Task directions
Take every line from the records below that includes the word "glyph".

Stored data:
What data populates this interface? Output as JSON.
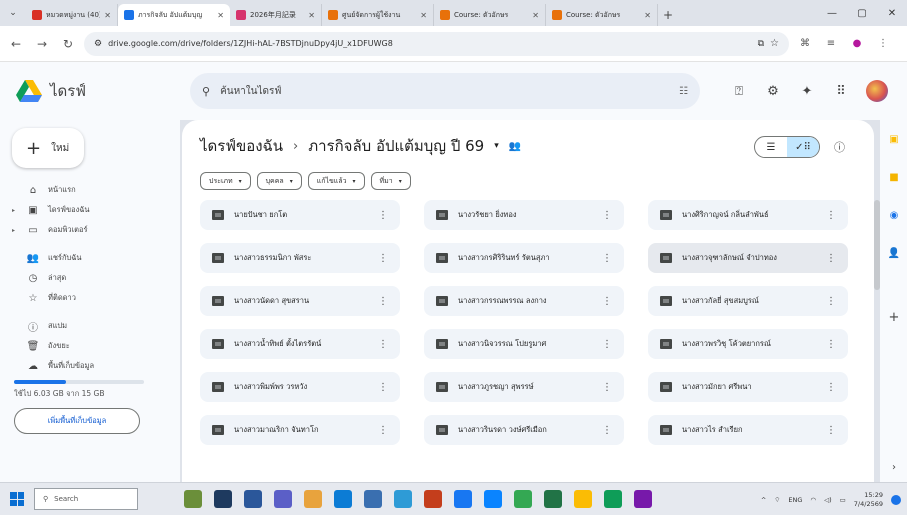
{
  "browser": {
    "tabs": [
      {
        "title": "หมวดหมู่งาน (40)",
        "favicon_color": "#d93025",
        "active": false
      },
      {
        "title": "ภารกิจลับ อัปแต้มบุญ",
        "favicon_color": "#1a73e8",
        "active": true
      },
      {
        "title": "2026年月記录",
        "favicon_color": "#d6336c",
        "active": false
      },
      {
        "title": "ศูนย์จัดการผู้ใช้งาน",
        "favicon_color": "#e8710a",
        "active": false
      },
      {
        "title": "Course: ตัวอักษร",
        "favicon_color": "#e8710a",
        "active": false
      },
      {
        "title": "Course: ตัวอักษร",
        "favicon_color": "#e8710a",
        "active": false
      }
    ],
    "url": "drive.google.com/drive/folders/1ZJHi-hAL-7BSTDjnuDpy4jU_x1DFUWG8"
  },
  "drive": {
    "app_name": "ไดรฟ์",
    "search_placeholder": "ค้นหาในไดรฟ์",
    "new_label": "ใหม่",
    "sidebar": [
      {
        "label": "หน้าแรก",
        "icon": "home-icon",
        "glyph": "⌂",
        "caret": false
      },
      {
        "label": "ไดรฟ์ของฉัน",
        "icon": "my-drive-icon",
        "glyph": "▣",
        "caret": true
      },
      {
        "label": "คอมพิวเตอร์",
        "icon": "computers-icon",
        "glyph": "▭",
        "caret": true
      },
      {
        "label": "แชร์กับฉัน",
        "icon": "shared-icon",
        "glyph": "👥",
        "caret": false
      },
      {
        "label": "ล่าสุด",
        "icon": "recent-icon",
        "glyph": "◷",
        "caret": false
      },
      {
        "label": "ที่ติดดาว",
        "icon": "star-icon",
        "glyph": "☆",
        "caret": false
      },
      {
        "label": "สแปม",
        "icon": "spam-icon",
        "glyph": "ⓘ",
        "caret": false
      },
      {
        "label": "ถังขยะ",
        "icon": "trash-icon",
        "glyph": "🗑",
        "caret": false
      },
      {
        "label": "พื้นที่เก็บข้อมูล",
        "icon": "cloud-icon",
        "glyph": "☁",
        "caret": false
      }
    ],
    "storage": {
      "text": "ใช้ไป 6.03 GB จาก 15 GB",
      "used_fraction": 0.4,
      "button": "เพิ่มพื้นที่เก็บข้อมูล"
    },
    "breadcrumb": {
      "root": "ไดรฟ์ของฉัน",
      "current": "ภารกิจลับ อัปแต้มบุญ ปี 69"
    },
    "filters": [
      "ประเภท",
      "บุคคล",
      "แก้ไขแล้ว",
      "ที่มา"
    ],
    "folders": [
      "นายปันชา ยกโต",
      "นางวรัชยา ยิ่งทอง",
      "นางศิริกาญจน์ กลิ่นลำพันธ์",
      "นางสาวธรรมนิกา พัสระ",
      "นางสาวกรศิริรินทร์ รัตนสุภา",
      "นางสาวจุฑาลักษณ์ จำปาทอง",
      "นางสาวนัดดา สุขสราน",
      "นางสาวกรรณพรรณ ลงกาง",
      "นางสาวกัลยี่ สุขสมบูรณ์",
      "นางสาวน้ำทิพย์ ตั้งไตรรัตน์",
      "นางสาวนิจวรรณ โปยรูมาศ",
      "นางสาวพรวิชุ โค้วตยากรณ์",
      "นางสาวพิมพ์พร วรหวัง",
      "นางสาวภูรชญา สุพรรษ์",
      "นางสาวมักยา ศรีพนา",
      "นางสาวมาณริกา จันทาโก",
      "นางสาวรินรดา วงษ์ศรีเมือก",
      "นางสาวไร สำเรียก"
    ],
    "selected_folder": 5
  },
  "taskbar": {
    "search_placeholder": "Search",
    "apps": [
      {
        "name": "widget-app-icon",
        "color": "#6b8f3a"
      },
      {
        "name": "terminal-app-icon",
        "color": "#1e3a5f"
      },
      {
        "name": "word-app-icon",
        "color": "#2b579a"
      },
      {
        "name": "chat-app-icon",
        "color": "#5b5fc7"
      },
      {
        "name": "files-app-icon",
        "color": "#e8a33d"
      },
      {
        "name": "edge-app-icon",
        "color": "#0c7cd5"
      },
      {
        "name": "store-app-icon",
        "color": "#3a6fb0"
      },
      {
        "name": "gallery-app-icon",
        "color": "#2e9bd6"
      },
      {
        "name": "powerpoint-app-icon",
        "color": "#c43e1c"
      },
      {
        "name": "facebook-app-icon",
        "color": "#1877f2"
      },
      {
        "name": "messenger-app-icon",
        "color": "#0a84ff"
      },
      {
        "name": "chrome-app-icon",
        "color": "#34a853"
      },
      {
        "name": "excel-app-icon",
        "color": "#217346"
      },
      {
        "name": "chrome-profile-app-icon",
        "color": "#fbbc04"
      },
      {
        "name": "greenapp-app-icon",
        "color": "#0f9d58"
      },
      {
        "name": "onenote-app-icon",
        "color": "#7719aa"
      }
    ],
    "lang": "ENG",
    "time": "15:29",
    "date": "7/4/2569"
  }
}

Written response
        "glyph": "⌂",
        "glyph": "▣",
        "glyph": "▭",
        "glyph": "👥",
        "glyph": "◷",
        "glyph": "☆",
        "glyph": "ⓘ",
        "glyph": "🗑",
        "glyph": "☁",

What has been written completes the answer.